The New York Court of Appeals also recently affirmed the Second Department’s decision in People v. Aveni, 100 A.D.3d 228 (2d Dep’t 2012) where the appellate court had also found that the defendant’s confession was coerced as a result of the police repeatedly deceiving the defendant about the status of his girlfriend’s health condition. In Aveni, the defendant had been prompted by police to make incriminating statements about the herion overdose of his girlfriend. During interrogation, the police had falsely told the defendant that his girlfriend was still alive, “and implicitly threaten[ed] him with a homicide charge if he remained silent.” The court explained that the police made the defendant believe that “the consequences of remaining silent would lead to the [girlfriend’s] death, since the physicians would be unable to treat her, which “could be a problem” for him.” Id. In upholding the Second Department’s decision, the NY Court of Appeals observed that “[t]he false prospect of being severely penalized for remaining silent, raised by defendant’s interrogators, was, in the court’s view, incompatible with a finding that defendant’s confession was voluntary beyond a reasonable doubt.” People v. Aveni, 2014 WL 641511 (N.Y. 2014). It noted that “the Appellate Division used the correct legal standard in its reversal, [and] [i]ts determination that the potential to overwhelm defendant’s free will was realized was plainly one of fact.” Id.
Steven Drizin, clinical professor at Northwestern University School of Law in Chicago commented on the recent decisions in New York, noting that “[t]he court did not set any hard and fast rules, but it did issue some clear warnings that these tactics will be scrutinized closely in future.” He explained that until now “[t]here’s been too much deference given to police officers, and they’re accustomed to having free rein with suspects behind interrogation doors.”
- Elizabeth Barber, How much can police lie to suspects? N.Y. rulings suggest there’s a limit, The Christian Science Monitor (February 21, 2014).
- Innocence Project, Understand the Causes: False Confessions, (last visited March 24, 2014).

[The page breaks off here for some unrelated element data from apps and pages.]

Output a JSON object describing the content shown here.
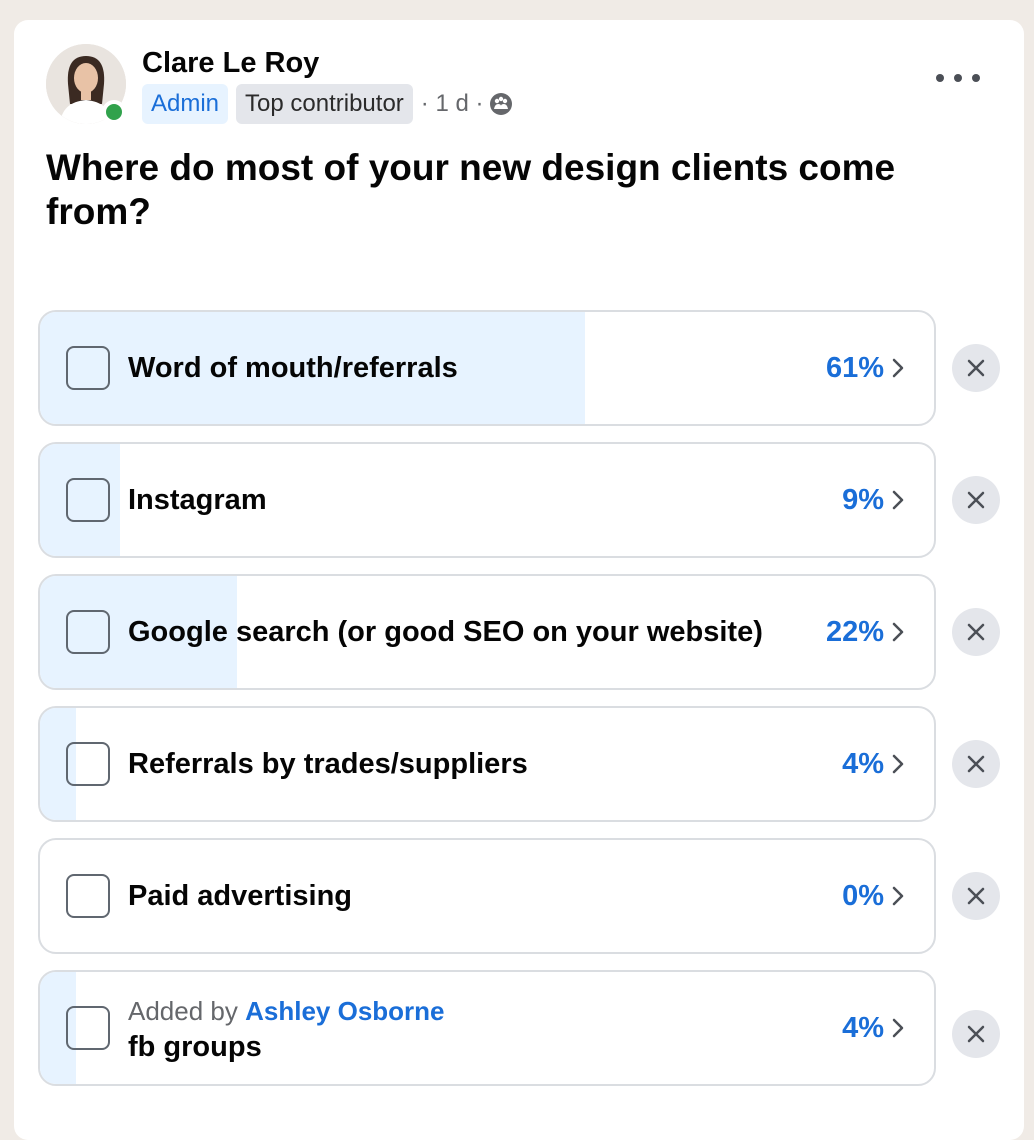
{
  "post": {
    "author": "Clare Le Roy",
    "badges": [
      "Admin",
      "Top contributor"
    ],
    "time": "· 1 d ·",
    "audience_icon": "group-icon",
    "question": "Where do most of your new design clients come from?"
  },
  "colors": {
    "accent": "#1a6ed8",
    "fill": "#e7f3ff",
    "online": "#31a24c",
    "card": "#ffffff",
    "page": "#f0ebe6"
  },
  "poll": {
    "options": [
      {
        "label": "Word of mouth/referrals",
        "percent": "61%",
        "value": 61
      },
      {
        "label": "Instagram",
        "percent": "9%",
        "value": 9
      },
      {
        "label": "Google search (or good SEO on your website)",
        "percent": "22%",
        "value": 22
      },
      {
        "label": "Referrals by trades/suppliers",
        "percent": "4%",
        "value": 4
      },
      {
        "label": "Paid advertising",
        "percent": "0%",
        "value": 0
      },
      {
        "added_by_prefix": "Added by",
        "added_by_name": "Ashley Osborne",
        "label": "fb groups",
        "percent": "4%",
        "value": 4
      }
    ]
  }
}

- People v. Aveni, 100 A.D.3d 228 (2d Dep’t 2012).
- People v. Aveni, 2014 WL 641511 (N.Y. Feb. 20, 2014).
- People v. Thomas, 2014 WL 641516 (N.Y Feb. 20, 2014).
- United States v. Bell, 367 F.3d 452 (5th Cir. 2004).
- McNeil v. Wisconsin, 501 U.S. 171 (1991).
- State v. Schumacher, 37 P.3d 6 (Idaho Ct. App. 2001).
- N.Y. Crim. Proc. Law § 60.45 [b][i] (McKinney 2009).